What is this for?
I get asked this question more than any other, usually in response to my asking if I can take someone’s picture. People often ask because they are curious — curious what I am up to — curious what it means — curious if there is some hidden agenda or profit motive (there isn’t.) Perhaps you even asked me yourself. The simple answer is that these pictures are for this gallery. It is an art project. It is an experience. It is an experiment. In some ways this project isn’t ‘for’ anything. It isn’t against anything either. These pictures exist without politics, opinion or vitriol. The photographs are anonymous, yet they each completely individual and human. I think it humanizes us. It is the inverse of the internet’s faceless commentators. In an ever more divisive world, these photos quietly bring hundreds of strangers together.
Why this project?
Because, in my wife’s words, “Everyone is amazing!”

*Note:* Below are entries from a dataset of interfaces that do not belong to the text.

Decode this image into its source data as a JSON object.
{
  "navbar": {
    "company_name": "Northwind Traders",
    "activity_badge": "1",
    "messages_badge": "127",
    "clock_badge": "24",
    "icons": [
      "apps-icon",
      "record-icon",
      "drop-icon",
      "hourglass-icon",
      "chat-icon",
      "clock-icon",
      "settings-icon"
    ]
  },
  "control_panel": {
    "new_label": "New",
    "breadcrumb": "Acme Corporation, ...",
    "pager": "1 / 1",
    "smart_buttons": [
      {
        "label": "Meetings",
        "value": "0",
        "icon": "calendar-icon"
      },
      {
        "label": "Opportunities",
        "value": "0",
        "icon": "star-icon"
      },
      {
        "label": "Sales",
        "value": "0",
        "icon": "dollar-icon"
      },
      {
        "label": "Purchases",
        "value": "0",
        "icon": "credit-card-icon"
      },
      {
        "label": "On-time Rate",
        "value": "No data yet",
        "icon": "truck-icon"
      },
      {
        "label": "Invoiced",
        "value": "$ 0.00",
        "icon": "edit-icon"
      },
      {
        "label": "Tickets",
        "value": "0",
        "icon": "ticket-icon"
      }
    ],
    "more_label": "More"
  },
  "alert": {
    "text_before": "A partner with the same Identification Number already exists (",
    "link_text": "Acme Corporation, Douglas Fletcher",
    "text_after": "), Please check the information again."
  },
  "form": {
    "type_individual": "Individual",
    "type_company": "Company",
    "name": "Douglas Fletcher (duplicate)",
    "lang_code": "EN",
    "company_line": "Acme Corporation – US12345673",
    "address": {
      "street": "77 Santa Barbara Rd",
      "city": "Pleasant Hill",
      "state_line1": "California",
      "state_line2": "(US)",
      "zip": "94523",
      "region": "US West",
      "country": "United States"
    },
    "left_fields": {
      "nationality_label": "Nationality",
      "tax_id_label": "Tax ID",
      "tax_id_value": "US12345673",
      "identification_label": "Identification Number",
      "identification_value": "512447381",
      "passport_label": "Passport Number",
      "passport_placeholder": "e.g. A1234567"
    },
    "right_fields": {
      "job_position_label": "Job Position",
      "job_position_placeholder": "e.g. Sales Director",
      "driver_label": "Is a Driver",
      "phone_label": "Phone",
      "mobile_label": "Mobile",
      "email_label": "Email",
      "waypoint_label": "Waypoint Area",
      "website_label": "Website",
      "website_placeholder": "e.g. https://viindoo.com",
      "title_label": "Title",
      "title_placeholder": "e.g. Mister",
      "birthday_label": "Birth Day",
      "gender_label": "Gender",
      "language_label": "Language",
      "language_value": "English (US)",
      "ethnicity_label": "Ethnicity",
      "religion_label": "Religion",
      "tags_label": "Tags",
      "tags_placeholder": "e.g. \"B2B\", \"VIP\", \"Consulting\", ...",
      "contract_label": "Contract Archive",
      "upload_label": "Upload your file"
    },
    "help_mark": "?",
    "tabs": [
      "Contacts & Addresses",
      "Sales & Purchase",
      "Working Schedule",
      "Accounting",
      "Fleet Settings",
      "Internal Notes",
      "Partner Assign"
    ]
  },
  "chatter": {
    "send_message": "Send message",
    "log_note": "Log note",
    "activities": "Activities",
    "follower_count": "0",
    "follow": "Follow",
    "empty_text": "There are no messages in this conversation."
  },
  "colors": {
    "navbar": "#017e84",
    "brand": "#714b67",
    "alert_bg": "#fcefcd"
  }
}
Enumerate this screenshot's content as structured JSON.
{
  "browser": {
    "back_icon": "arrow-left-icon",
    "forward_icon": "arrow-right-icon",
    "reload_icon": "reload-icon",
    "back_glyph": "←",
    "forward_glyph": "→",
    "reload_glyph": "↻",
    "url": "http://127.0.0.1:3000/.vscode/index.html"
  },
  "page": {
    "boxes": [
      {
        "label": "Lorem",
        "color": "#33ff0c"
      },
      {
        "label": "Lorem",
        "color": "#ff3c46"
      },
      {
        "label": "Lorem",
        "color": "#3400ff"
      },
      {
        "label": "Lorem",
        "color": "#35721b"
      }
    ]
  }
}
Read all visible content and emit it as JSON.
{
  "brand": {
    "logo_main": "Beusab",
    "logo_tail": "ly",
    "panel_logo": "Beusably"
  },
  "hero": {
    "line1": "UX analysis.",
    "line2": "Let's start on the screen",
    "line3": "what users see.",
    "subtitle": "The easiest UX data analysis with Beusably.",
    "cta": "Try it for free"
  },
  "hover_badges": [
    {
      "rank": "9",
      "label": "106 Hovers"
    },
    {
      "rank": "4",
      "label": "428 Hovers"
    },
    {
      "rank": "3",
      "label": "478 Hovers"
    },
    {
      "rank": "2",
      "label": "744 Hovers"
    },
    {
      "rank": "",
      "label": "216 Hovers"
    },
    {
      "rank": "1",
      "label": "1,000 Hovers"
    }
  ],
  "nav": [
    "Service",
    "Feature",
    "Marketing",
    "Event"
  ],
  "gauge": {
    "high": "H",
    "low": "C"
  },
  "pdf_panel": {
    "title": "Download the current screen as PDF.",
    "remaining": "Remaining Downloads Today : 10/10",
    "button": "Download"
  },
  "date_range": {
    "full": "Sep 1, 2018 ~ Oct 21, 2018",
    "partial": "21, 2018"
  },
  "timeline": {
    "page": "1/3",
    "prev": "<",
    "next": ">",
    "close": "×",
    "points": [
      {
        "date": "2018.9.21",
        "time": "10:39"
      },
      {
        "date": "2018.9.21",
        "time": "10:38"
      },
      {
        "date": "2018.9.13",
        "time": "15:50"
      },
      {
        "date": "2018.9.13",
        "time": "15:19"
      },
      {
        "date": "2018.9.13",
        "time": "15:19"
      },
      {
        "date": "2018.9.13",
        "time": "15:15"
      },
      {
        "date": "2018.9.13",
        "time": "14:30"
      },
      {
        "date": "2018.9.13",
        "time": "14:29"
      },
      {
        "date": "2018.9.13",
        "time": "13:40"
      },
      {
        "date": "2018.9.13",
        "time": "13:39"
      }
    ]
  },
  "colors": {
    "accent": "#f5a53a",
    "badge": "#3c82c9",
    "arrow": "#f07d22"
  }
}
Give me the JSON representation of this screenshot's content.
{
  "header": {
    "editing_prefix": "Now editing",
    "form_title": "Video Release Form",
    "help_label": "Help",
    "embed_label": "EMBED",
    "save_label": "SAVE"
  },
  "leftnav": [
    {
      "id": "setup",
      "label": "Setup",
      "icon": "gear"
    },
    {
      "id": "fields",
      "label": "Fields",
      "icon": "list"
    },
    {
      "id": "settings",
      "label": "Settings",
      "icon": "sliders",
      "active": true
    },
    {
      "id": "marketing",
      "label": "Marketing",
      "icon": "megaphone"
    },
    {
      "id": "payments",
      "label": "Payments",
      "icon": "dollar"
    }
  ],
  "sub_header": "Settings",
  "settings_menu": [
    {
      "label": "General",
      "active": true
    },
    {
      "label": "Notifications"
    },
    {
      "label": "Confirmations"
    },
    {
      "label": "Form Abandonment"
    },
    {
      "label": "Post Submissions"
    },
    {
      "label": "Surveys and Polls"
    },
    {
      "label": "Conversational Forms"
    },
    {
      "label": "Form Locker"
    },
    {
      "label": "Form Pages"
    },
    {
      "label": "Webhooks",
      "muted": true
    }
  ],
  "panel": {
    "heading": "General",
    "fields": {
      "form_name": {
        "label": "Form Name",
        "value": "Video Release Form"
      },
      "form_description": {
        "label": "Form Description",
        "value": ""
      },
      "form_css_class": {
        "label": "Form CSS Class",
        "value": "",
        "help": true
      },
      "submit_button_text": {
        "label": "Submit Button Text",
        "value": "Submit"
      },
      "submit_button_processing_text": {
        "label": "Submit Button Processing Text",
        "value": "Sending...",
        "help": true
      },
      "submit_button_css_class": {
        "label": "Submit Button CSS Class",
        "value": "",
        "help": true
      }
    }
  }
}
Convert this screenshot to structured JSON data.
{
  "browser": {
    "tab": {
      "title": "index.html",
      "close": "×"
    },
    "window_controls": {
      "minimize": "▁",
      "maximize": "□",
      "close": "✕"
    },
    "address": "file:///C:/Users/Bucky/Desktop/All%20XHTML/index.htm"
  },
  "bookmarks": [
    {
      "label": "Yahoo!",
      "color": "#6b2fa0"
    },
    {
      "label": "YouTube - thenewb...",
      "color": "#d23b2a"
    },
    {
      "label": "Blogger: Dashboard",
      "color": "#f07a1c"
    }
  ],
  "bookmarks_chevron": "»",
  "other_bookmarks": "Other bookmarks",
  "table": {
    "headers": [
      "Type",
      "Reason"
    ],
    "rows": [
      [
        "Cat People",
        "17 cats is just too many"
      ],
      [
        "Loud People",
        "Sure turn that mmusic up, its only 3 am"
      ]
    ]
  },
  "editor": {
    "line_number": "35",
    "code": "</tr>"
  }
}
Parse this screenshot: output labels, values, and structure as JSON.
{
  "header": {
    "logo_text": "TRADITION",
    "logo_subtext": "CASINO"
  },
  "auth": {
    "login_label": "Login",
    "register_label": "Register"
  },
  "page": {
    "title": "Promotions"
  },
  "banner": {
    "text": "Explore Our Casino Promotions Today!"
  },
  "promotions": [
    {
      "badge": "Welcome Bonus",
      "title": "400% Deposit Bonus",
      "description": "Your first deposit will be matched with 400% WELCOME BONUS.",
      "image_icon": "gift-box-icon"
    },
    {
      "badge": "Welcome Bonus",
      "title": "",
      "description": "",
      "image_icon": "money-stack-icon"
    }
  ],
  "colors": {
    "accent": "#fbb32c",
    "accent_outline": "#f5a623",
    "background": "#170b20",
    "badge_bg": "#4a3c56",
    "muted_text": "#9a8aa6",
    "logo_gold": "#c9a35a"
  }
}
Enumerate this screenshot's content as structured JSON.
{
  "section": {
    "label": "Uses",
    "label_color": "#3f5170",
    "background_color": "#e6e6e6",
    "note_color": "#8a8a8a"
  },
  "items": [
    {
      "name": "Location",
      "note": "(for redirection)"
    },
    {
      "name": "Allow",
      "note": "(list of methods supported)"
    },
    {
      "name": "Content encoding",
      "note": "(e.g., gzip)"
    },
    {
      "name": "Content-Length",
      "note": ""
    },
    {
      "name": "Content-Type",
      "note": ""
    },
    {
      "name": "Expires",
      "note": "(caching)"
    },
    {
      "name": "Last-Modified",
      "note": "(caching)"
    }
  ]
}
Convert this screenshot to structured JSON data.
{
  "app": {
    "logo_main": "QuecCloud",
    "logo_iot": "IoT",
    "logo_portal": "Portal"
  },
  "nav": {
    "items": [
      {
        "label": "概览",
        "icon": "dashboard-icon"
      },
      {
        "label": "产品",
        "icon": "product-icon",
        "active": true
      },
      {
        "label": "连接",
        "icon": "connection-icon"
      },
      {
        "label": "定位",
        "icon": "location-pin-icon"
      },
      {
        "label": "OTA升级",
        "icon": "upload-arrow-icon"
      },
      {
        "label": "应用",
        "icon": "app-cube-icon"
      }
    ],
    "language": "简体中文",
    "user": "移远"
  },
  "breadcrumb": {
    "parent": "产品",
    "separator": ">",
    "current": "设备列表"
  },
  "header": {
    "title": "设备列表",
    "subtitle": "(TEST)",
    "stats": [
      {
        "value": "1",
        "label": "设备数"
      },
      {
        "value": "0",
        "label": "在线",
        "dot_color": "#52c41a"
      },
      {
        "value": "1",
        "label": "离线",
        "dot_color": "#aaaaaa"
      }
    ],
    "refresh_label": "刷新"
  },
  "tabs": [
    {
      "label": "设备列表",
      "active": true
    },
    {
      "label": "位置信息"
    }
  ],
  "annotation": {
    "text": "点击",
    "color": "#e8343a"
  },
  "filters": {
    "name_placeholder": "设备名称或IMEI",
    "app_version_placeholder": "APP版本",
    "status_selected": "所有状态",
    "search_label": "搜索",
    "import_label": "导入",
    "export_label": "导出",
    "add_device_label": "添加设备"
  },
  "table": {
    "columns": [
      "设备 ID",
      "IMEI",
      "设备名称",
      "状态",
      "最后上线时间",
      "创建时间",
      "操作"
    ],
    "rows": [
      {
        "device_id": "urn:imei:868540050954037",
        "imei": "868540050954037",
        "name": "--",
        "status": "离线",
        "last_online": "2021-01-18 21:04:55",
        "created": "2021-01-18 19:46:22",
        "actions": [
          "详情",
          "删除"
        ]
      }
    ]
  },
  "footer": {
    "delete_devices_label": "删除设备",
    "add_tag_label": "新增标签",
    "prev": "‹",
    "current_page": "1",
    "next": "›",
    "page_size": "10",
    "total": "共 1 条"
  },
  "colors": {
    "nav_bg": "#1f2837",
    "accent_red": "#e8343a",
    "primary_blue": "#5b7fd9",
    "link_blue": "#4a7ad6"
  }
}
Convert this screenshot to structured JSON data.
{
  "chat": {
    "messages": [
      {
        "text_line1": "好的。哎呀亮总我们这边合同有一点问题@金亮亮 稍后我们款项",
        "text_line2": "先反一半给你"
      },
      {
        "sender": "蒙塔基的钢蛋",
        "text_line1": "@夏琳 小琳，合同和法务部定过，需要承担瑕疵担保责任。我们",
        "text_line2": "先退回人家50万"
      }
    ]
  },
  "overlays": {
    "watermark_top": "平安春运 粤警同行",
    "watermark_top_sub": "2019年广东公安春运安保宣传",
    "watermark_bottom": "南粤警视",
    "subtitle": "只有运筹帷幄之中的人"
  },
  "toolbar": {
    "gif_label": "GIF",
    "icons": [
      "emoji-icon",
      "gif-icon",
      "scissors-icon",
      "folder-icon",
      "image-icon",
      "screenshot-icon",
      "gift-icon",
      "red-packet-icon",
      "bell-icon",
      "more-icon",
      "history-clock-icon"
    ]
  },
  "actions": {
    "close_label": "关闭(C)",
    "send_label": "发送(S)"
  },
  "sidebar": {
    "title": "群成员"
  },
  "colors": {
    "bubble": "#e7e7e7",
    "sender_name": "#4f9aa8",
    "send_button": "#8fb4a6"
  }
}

How should I view it?
A lot of people enjoy looking at the faces, one after the other. I suggest that. It is strangely calming.
How do you choose who to photograph?
I sometimes pick people because they look interesting. I sometimes pick people because they don’t look like anyone I’ve photographed yet. I sometimes pick people because they look ordinary. I often I pick people who are in or near good light. I probably have a bias for people look like they will say yes.
How do you choose who not to photograph?
I try not to photograph people who are on their phones, laptops or who are eating. I try not to photograph people in harsh sunlight. I try not to stop people who are scowling, look upset, angry, or ready to hurt someone — especially if it is me. I rarely stop people who look hurried, but sometimes I do because some days everyone looks hurried.
Do you ask people to smile?
Never. People often ask me if they should smile. I tell them they can if they would like. People usually choose to smile. It is up to them.
Do you ask people to take off their sunglasses?
No, but I’m sure my tone sometimes conveys my preference to see people’s eyes.
Do you ask people to take off their hats?
If the hat is messing up the light, then yes.
How often do people say yes?
Approximately half the time, though some days people seem more willing to be photographed than others. The other day only 2 people said ‘no.’ That was great!
I’m in your gallery and want a copy of my photo!
Fantastic! I’m happy to e-mail you your photo as long as I can be reasonable sure you are the person I took a photo of. Please contact me by e-mailing me at 1000faces at momphoto.com
I’m in your gallery and I don’t want to be there anymore.
Oh no! I’m sorry to hear that. I can remove your photo as long as I can be reasonable sure you are the person in the photo. Please contact me by e-mailing me at 1000faces at momphoto.com.
You took my photo and I’m not in the gallery?
Sorry! That is totally my fault. I try to do these photos quickly in order to not disrupt people too much. Unfortunately that sometimes means something goes wrong. Usually its the focus. Sometimes I catch people mid blink. Occasionally the light doesn’t flatter a particular face and I don’t want to post a picture that doesn’t do justice.
How can I license one or more of the images in your gallery.
Sorry, I do not have releases for these photographs. I was given verbal permission and never suggested they would be made available for sale or distribution beyond this project. If you need a certain image, or a set of images, you can always contract with me.
How can I be in the gallery?
Luck. If you pass me on the street and I ask to take your picture, you will be in the gallery.
Is there some way I can get you to take my portrait?
Actually, I’d love to take your photograph! I am available for portrait work and I will work with you to give you a good rate just because you’ve read through this whole page.